An exact copy of each record is required.

↓↓↓

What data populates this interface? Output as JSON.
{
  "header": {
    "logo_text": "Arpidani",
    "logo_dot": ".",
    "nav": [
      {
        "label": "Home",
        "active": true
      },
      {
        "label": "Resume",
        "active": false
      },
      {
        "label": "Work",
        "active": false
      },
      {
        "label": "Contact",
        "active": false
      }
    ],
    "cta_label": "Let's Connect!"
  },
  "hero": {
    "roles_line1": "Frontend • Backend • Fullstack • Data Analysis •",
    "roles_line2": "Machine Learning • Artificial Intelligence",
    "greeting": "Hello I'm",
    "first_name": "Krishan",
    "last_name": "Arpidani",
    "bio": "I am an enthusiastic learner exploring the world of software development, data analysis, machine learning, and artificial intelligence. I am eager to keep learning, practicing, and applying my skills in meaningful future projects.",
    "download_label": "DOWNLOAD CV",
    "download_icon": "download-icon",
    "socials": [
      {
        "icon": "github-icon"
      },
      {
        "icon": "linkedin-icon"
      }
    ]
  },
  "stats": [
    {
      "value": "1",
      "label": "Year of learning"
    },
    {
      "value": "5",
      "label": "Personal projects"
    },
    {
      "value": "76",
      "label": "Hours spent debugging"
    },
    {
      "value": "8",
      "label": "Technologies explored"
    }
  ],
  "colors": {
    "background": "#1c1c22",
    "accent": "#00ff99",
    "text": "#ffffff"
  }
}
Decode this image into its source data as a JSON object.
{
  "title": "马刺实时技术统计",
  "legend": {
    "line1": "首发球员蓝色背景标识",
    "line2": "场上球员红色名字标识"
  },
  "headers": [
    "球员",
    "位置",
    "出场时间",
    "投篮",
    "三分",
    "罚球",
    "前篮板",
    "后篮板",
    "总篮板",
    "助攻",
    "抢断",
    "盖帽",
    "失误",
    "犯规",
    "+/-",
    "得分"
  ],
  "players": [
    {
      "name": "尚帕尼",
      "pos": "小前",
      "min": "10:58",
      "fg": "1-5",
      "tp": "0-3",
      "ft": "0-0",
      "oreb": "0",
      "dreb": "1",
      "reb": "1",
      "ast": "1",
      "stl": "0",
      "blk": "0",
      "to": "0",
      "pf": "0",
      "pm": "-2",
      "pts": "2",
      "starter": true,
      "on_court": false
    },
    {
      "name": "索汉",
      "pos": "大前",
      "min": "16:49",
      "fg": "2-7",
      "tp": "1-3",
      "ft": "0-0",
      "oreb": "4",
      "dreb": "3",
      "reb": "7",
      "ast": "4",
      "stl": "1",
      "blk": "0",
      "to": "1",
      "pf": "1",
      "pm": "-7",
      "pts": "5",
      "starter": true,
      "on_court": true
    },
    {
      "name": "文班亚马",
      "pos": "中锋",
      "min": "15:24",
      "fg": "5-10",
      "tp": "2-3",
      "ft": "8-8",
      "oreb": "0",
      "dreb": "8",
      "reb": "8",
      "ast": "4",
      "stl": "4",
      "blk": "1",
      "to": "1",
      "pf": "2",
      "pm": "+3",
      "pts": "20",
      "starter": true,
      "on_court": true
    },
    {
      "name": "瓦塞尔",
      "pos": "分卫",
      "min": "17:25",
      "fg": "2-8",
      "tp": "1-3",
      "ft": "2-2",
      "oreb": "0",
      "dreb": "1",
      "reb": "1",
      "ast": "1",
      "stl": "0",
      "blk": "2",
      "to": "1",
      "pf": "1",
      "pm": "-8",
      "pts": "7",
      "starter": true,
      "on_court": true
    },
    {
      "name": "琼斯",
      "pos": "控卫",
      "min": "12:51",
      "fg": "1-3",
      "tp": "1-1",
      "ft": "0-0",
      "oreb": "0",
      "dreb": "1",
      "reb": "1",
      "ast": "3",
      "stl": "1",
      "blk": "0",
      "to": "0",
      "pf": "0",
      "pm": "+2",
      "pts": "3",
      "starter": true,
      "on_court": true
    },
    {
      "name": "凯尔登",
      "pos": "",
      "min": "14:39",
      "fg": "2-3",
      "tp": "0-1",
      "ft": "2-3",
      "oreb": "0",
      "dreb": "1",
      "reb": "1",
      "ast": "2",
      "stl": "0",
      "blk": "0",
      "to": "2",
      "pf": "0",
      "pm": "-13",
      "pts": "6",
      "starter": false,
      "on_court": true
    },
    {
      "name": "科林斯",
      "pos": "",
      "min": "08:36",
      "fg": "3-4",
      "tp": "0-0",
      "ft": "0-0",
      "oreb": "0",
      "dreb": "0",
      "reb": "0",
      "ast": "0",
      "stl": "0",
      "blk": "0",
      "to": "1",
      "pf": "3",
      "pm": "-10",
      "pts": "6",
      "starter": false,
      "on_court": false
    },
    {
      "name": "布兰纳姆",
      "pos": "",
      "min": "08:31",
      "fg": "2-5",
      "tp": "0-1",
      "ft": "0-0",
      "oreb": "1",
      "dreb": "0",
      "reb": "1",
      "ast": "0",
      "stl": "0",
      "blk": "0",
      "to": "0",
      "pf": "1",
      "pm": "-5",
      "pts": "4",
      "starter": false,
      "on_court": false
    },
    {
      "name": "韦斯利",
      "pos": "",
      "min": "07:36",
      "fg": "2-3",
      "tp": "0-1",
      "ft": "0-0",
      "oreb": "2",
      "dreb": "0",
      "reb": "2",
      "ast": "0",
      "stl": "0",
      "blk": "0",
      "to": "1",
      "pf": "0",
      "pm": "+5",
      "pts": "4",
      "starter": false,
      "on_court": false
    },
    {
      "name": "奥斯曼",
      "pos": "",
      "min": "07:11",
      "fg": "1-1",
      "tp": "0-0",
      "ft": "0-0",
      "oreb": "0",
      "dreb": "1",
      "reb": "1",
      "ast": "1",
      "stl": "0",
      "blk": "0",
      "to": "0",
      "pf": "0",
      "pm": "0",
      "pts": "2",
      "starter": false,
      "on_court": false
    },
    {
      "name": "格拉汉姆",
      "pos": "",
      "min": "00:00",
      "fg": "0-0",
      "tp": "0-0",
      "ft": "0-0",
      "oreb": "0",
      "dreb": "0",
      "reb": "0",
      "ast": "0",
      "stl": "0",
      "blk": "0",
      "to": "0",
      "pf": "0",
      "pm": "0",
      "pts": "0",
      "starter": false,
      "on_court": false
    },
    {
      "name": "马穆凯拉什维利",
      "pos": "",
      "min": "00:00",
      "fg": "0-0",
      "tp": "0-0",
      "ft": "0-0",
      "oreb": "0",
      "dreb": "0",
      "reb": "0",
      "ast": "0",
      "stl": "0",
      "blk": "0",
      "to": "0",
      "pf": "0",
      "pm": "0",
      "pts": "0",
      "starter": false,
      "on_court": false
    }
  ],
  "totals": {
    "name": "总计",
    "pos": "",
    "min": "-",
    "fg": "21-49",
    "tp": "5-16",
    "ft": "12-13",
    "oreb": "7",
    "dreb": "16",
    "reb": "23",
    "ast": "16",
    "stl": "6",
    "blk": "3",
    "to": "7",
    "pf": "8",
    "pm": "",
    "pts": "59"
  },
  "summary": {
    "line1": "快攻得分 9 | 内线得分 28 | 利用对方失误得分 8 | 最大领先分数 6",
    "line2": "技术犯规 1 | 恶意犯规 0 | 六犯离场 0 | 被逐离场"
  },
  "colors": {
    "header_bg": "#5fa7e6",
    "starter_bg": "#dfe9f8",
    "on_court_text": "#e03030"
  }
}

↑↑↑

#### Answer below:
What data populates this interface? Output as JSON.
{
  "header": {
    "logo_text": "Arpidani",
    "logo_dot": ".",
    "nav": [
      {
        "label": "Home",
        "active": true
      },
      {
        "label": "Resume",
        "active": false
      },
      {
        "label": "Work",
        "active": false
      },
      {
        "label": "Contact",
        "active": false
      }
    ],
    "cta_label": "Let's Connect!"
  },
  "hero": {
    "roles_line1": "Frontend • Backend • Fullstack • Data Analysis •",
    "roles_line2": "Machine Learning • Artificial Intelligence",
    "greeting": "Hello I'm",
    "first_name": "Krishan",
    "last_name": "Arpidani",
    "bio": "I am an enthusiastic learner exploring the world of software development, data analysis, machine learning, and artificial intelligence. I am eager to keep learning, practicing, and applying my skills in meaningful future projects.",
    "download_label": "DOWNLOAD CV",
    "download_icon": "download-icon",
    "socials": [
      {
        "icon": "github-icon"
      },
      {
        "icon": "linkedin-icon"
      }
    ]
  },
  "stats": [
    {
      "value": "1",
      "label": "Year of learning"
    },
    {
      "value": "5",
      "label": "Personal projects"
    },
    {
      "value": "76",
      "label": "Hours spent debugging"
    },
    {
      "value": "8",
      "label": "Technologies explored"
    }
  ],
  "colors": {
    "background": "#1c1c22",
    "accent": "#00ff99",
    "text": "#ffffff"
  }
}
Decode this image into its source data as a JSON object.
{
  "title": "马刺实时技术统计",
  "legend": {
    "line1": "首发球员蓝色背景标识",
    "line2": "场上球员红色名字标识"
  },
  "headers": [
    "球员",
    "位置",
    "出场时间",
    "投篮",
    "三分",
    "罚球",
    "前篮板",
    "后篮板",
    "总篮板",
    "助攻",
    "抢断",
    "盖帽",
    "失误",
    "犯规",
    "+/-",
    "得分"
  ],
  "players": [
    {
      "name": "尚帕尼",
      "pos": "小前",
      "min": "10:58",
      "fg": "1-5",
      "tp": "0-3",
      "ft": "0-0",
      "oreb": "0",
      "dreb": "1",
      "reb": "1",
      "ast": "1",
      "stl": "0",
      "blk": "0",
      "to": "0",
      "pf": "0",
      "pm": "-2",
      "pts": "2",
      "starter": true,
      "on_court": false
    },
    {
      "name": "索汉",
      "pos": "大前",
      "min": "16:49",
      "fg": "2-7",
      "tp": "1-3",
      "ft": "0-0",
      "oreb": "4",
      "dreb": "3",
      "reb": "7",
      "ast": "4",
      "stl": "1",
      "blk": "0",
      "to": "1",
      "pf": "1",
      "pm": "-7",
      "pts": "5",
      "starter": true,
      "on_court": true
    },
    {
      "name": "文班亚马",
      "pos": "中锋",
      "min": "15:24",
      "fg": "5-10",
      "tp": "2-3",
      "ft": "8-8",
      "oreb": "0",
      "dreb": "8",
      "reb": "8",
      "ast": "4",
      "stl": "4",
      "blk": "1",
      "to": "1",
      "pf": "2",
      "pm": "+3",
      "pts": "20",
      "starter": true,
      "on_court": true
    },
    {
      "name": "瓦塞尔",
      "pos": "分卫",
      "min": "17:25",
      "fg": "2-8",
      "tp": "1-3",
      "ft": "2-2",
      "oreb": "0",
      "dreb": "1",
      "reb": "1",
      "ast": "1",
      "stl": "0",
      "blk": "2",
      "to": "1",
      "pf": "1",
      "pm": "-8",
      "pts": "7",
      "starter": true,
      "on_court": true
    },
    {
      "name": "琼斯",
      "pos": "控卫",
      "min": "12:51",
      "fg": "1-3",
      "tp": "1-1",
      "ft": "0-0",
      "oreb": "0",
      "dreb": "1",
      "reb": "1",
      "ast": "3",
      "stl": "1",
      "blk": "0",
      "to": "0",
      "pf": "0",
      "pm": "+2",
      "pts": "3",
      "starter": true,
      "on_court": true
    },
    {
      "name": "凯尔登",
      "pos": "",
      "min": "14:39",
      "fg": "2-3",
      "tp": "0-1",
      "ft": "2-3",
      "oreb": "0",
      "dreb": "1",
      "reb": "1",
      "ast": "2",
      "stl": "0",
      "blk": "0",
      "to": "2",
      "pf": "0",
      "pm": "-13",
      "pts": "6",
      "starter": false,
      "on_court": true
    },
    {
      "name": "科林斯",
      "pos": "",
      "min": "08:36",
      "fg": "3-4",
      "tp": "0-0",
      "ft": "0-0",
      "oreb": "0",
      "dreb": "0",
      "reb": "0",
      "ast": "0",
      "stl": "0",
      "blk": "0",
      "to": "1",
      "pf": "3",
      "pm": "-10",
      "pts": "6",
      "starter": false,
      "on_court": false
    },
    {
      "name": "布兰纳姆",
      "pos": "",
      "min": "08:31",
      "fg": "2-5",
      "tp": "0-1",
      "ft": "0-0",
      "oreb": "1",
      "dreb": "0",
      "reb": "1",
      "ast": "0",
      "stl": "0",
      "blk": "0",
      "to": "0",
      "pf": "1",
      "pm": "-5",
      "pts": "4",
      "starter": false,
      "on_court": false
    },
    {
      "name": "韦斯利",
      "pos": "",
      "min": "07:36",
      "fg": "2-3",
      "tp": "0-1",
      "ft": "0-0",
      "oreb": "2",
      "dreb": "0",
      "reb": "2",
      "ast": "0",
      "stl": "0",
      "blk": "0",
      "to": "1",
      "pf": "0",
      "pm": "+5",
      "pts": "4",
      "starter": false,
      "on_court": false
    },
    {
      "name": "奥斯曼",
      "pos": "",
      "min": "07:11",
      "fg": "1-1",
      "tp": "0-0",
      "ft": "0-0",
      "oreb": "0",
      "dreb": "1",
      "reb": "1",
      "ast": "1",
      "stl": "0",
      "blk": "0",
      "to": "0",
      "pf": "0",
      "pm": "0",
      "pts": "2",
      "starter": false,
      "on_court": false
    },
    {
      "name": "格拉汉姆",
      "pos": "",
      "min": "00:00",
      "fg": "0-0",
      "tp": "0-0",
      "ft": "0-0",
      "oreb": "0",
      "dreb": "0",
      "reb": "0",
      "ast": "0",
      "stl": "0",
      "blk": "0",
      "to": "0",
      "pf": "0",
      "pm": "0",
      "pts": "0",
      "starter": false,
      "on_court": false
    },
    {
      "name": "马穆凯拉什维利",
      "pos": "",
      "min": "00:00",
      "fg": "0-0",
      "tp": "0-0",
      "ft": "0-0",
      "oreb": "0",
      "dreb": "0",
      "reb": "0",
      "ast": "0",
      "stl": "0",
      "blk": "0",
      "to": "0",
      "pf": "0",
      "pm": "0",
      "pts": "0",
      "starter": false,
      "on_court": false
    }
  ],
  "totals": {
    "name": "总计",
    "pos": "",
    "min": "-",
    "fg": "21-49",
    "tp": "5-16",
    "ft": "12-13",
    "oreb": "7",
    "dreb": "16",
    "reb": "23",
    "ast": "16",
    "stl": "6",
    "blk": "3",
    "to": "7",
    "pf": "8",
    "pm": "",
    "pts": "59"
  },
  "summary": {
    "line1": "快攻得分 9 | 内线得分 28 | 利用对方失误得分 8 | 最大领先分数 6",
    "line2": "技术犯规 1 | 恶意犯规 0 | 六犯离场 0 | 被逐离场"
  },
  "colors": {
    "header_bg": "#5fa7e6",
    "starter_bg": "#dfe9f8",
    "on_court_text": "#e03030"
  }
}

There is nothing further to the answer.